(Nikon has been my main system since 1995. Over the years, I've owned two versions of the 70-300 [AF-D, AF-G], the latest 70-200/4 [AF-S], and the older 80-200/2.8 [AF-D]. I am now using an 80-400 AF-S that I really like. I shoot more wildlife than anything in the mid-tele range of the 70-200, and couldn't afford to keep both the 80-400 and the 70-200/4. So I had to part with it, but the 70-200/4 was great - far better than the 70-300s I owned.)

Thom seems to really like the latest DX version of the 70-300, but I have no experience with it and no interest in using it. In any case, good luck with the new lens. And based on all your work I've seen here over the years, I am sure you'll get great results, regardless of the lens!

Ken

mosswings said...

Well, the 70-300's good enough from 70-200, but try doing a crop from a 300mm frame. Not pretty. And, as you might expect, the AF is really quite slow. And this is what it looks like on my DX camera.

Now, if you're shooting mostly slowly moving subjects in decent light, yeah, it's pretty great. But it's the least favored lens in my stable. But I'm not about to shell out the big bucks for the pro glass, so I suppose all this complaining is really just me being an overprivileged cheapskate... :)

Anders said...

The newest version of the 70-300mm should indeed be very good, but I haven't tried it. I tried one of the older versions, borrowed from a friend, on my then D700 and it sucked big time. No comparison to my 70-200mm f/2.8 which is the first version of the lens with VR. I would say the difference is like day and night. The first version of the 70-200mm also works great on a D810 or a D500.

Carlo Santin said...

The older Nikon 70-200 f4 is quite nice too. Not as fast but more than adequate for outdoor use. Really nice image quality on some of the older Nikon bodies, not sure how it would handle the larger megapixel cameras.

Craig Yuill said...

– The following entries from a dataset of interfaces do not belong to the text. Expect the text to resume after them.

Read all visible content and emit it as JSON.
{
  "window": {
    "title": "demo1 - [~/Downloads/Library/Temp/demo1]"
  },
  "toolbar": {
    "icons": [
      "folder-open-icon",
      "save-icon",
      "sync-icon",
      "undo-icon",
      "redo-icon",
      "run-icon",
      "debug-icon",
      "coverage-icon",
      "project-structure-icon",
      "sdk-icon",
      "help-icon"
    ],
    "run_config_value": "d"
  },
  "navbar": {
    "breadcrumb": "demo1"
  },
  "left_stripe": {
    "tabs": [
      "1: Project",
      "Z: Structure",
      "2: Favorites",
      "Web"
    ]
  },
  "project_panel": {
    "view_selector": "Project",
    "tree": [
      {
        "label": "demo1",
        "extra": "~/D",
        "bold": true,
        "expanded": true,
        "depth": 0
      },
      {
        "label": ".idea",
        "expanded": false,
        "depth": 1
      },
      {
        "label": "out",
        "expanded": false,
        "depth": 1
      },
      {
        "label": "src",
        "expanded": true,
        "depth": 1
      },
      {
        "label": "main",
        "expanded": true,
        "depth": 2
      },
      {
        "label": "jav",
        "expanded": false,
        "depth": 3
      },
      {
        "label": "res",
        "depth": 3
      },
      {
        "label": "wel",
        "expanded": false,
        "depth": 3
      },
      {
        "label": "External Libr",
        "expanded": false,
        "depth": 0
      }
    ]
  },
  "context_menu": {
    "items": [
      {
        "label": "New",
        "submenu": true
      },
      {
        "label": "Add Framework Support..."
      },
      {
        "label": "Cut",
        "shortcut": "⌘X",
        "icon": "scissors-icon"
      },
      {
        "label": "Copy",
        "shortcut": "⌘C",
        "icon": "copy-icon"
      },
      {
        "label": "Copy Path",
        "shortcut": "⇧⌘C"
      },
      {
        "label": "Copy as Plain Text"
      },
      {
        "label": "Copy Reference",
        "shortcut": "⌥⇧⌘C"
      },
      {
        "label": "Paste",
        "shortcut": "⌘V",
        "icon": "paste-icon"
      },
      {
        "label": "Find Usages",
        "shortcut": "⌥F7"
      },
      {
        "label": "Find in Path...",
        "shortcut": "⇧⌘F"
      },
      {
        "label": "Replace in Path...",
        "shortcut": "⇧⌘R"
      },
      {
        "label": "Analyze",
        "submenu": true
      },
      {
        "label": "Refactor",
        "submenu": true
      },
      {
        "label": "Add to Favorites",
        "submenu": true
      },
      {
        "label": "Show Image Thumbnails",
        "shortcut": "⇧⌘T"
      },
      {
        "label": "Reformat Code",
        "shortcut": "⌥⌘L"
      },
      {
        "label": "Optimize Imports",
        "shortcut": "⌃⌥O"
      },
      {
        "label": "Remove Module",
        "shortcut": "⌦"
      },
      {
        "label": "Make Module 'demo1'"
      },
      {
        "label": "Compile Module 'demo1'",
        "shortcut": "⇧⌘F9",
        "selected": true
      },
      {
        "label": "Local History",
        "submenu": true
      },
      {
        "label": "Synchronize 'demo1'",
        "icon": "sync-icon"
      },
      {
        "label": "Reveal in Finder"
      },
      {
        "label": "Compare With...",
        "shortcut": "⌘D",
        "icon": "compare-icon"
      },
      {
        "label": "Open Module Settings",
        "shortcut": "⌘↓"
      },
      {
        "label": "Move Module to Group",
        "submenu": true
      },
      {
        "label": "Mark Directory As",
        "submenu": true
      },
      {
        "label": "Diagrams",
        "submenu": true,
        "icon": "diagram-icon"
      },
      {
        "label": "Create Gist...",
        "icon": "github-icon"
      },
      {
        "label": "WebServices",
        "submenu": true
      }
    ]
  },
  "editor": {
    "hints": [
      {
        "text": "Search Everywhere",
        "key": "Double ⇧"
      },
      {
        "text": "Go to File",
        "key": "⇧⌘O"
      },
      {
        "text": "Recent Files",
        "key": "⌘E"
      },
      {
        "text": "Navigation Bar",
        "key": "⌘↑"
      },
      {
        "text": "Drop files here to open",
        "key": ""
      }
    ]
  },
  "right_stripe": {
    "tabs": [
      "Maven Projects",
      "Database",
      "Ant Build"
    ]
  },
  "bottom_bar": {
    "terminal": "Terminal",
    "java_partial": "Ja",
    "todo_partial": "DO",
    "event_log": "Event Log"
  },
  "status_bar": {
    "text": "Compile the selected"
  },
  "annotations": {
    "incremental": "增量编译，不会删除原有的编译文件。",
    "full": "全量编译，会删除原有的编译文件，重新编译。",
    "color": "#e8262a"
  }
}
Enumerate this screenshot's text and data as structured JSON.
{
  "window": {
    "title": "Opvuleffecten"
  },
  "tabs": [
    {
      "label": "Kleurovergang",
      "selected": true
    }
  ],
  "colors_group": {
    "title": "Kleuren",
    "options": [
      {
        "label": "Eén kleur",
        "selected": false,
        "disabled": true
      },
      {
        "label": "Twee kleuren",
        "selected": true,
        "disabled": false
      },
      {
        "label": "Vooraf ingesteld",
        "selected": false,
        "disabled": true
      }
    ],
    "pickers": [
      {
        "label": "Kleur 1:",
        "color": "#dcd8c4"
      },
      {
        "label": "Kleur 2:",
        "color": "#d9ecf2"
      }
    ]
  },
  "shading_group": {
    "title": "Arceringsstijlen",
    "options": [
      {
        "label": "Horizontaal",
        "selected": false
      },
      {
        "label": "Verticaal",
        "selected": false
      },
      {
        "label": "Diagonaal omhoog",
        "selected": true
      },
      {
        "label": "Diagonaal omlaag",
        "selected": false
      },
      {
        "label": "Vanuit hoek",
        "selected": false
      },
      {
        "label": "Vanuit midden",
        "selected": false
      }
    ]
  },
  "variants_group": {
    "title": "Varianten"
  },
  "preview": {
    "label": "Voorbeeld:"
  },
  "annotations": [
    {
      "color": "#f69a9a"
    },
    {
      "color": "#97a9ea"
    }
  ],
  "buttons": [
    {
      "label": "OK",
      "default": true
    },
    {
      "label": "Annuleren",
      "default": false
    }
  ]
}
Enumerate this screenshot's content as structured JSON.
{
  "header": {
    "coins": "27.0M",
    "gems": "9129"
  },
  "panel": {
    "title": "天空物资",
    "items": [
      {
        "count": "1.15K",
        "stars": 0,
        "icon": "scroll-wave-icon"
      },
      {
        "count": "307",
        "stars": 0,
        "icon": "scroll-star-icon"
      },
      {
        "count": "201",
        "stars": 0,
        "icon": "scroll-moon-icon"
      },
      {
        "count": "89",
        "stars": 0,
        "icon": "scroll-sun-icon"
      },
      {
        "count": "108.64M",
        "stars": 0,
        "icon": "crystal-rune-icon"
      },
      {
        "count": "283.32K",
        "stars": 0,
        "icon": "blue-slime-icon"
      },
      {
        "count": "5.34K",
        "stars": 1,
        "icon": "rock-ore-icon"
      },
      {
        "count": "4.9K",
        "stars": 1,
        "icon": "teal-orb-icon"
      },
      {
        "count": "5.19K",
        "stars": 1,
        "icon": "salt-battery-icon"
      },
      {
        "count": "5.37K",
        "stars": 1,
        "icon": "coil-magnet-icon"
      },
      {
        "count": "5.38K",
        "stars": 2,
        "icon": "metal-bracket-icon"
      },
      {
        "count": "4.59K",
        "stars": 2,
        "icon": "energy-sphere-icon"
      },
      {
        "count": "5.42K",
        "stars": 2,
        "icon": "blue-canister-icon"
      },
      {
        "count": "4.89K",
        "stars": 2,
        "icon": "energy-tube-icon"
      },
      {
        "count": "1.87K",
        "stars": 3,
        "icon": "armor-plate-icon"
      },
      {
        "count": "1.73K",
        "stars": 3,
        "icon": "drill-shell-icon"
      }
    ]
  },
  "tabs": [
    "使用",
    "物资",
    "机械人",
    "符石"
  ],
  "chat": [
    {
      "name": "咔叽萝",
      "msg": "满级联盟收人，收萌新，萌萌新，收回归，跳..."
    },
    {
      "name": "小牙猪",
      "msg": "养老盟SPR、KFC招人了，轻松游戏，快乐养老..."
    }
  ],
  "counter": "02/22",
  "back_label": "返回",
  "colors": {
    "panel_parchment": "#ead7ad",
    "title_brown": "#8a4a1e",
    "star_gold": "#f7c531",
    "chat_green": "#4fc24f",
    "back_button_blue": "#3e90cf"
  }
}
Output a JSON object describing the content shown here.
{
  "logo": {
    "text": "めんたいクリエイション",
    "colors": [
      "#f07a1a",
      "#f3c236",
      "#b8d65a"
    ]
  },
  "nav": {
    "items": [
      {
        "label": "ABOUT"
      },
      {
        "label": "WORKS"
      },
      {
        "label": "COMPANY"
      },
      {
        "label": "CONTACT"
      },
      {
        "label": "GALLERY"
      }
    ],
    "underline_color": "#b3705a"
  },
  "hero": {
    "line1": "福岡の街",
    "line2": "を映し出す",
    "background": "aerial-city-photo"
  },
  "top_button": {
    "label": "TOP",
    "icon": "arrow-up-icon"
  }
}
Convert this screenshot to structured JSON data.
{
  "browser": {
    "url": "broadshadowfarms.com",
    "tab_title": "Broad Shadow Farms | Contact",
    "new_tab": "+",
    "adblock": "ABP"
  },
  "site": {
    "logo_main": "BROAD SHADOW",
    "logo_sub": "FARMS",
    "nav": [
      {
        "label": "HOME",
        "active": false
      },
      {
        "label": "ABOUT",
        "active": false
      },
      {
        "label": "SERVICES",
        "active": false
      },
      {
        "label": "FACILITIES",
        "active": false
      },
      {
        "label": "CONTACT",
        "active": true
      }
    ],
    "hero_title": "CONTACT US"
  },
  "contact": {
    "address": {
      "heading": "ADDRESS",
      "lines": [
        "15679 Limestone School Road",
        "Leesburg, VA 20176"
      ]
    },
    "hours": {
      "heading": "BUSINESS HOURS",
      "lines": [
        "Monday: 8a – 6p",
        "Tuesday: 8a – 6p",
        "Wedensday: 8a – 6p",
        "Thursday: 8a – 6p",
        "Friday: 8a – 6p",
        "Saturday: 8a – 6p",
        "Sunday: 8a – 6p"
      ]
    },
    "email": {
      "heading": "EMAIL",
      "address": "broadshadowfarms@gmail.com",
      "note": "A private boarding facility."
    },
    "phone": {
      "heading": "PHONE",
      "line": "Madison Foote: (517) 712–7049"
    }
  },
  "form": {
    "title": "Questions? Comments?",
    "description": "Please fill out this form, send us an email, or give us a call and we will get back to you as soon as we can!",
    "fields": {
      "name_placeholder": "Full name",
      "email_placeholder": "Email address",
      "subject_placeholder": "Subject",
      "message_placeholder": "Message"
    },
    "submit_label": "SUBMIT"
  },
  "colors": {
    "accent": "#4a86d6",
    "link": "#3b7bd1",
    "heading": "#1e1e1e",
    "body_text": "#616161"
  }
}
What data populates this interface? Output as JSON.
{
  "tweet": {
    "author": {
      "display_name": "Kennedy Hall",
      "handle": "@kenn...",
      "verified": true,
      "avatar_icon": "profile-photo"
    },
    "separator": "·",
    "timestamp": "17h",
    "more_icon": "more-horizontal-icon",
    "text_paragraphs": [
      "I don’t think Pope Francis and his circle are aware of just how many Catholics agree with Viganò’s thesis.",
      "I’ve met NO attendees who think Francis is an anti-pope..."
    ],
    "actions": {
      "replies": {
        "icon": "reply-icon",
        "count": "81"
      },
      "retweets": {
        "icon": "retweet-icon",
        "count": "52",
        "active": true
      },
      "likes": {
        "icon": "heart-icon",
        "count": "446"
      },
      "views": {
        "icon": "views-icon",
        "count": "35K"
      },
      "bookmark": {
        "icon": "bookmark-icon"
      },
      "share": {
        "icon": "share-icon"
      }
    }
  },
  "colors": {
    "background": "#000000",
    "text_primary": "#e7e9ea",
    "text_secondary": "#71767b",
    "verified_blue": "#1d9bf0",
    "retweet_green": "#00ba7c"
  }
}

That model of 70-300mm lens is probably the one I use most of all. I use it mostly as a birding/wildlife lens at the longer focal lengths, but it really does excel in the 70-200mm range. I really like the smooth bokeh in the out-of-focus areas. The new AF-P version (FX format) is supposed to be even better, and should work better with the rumoured upcoming Nikon mirrorless cameras (whenever Nikon gets around to announcing and releasing them). Have fun with your new acquisition.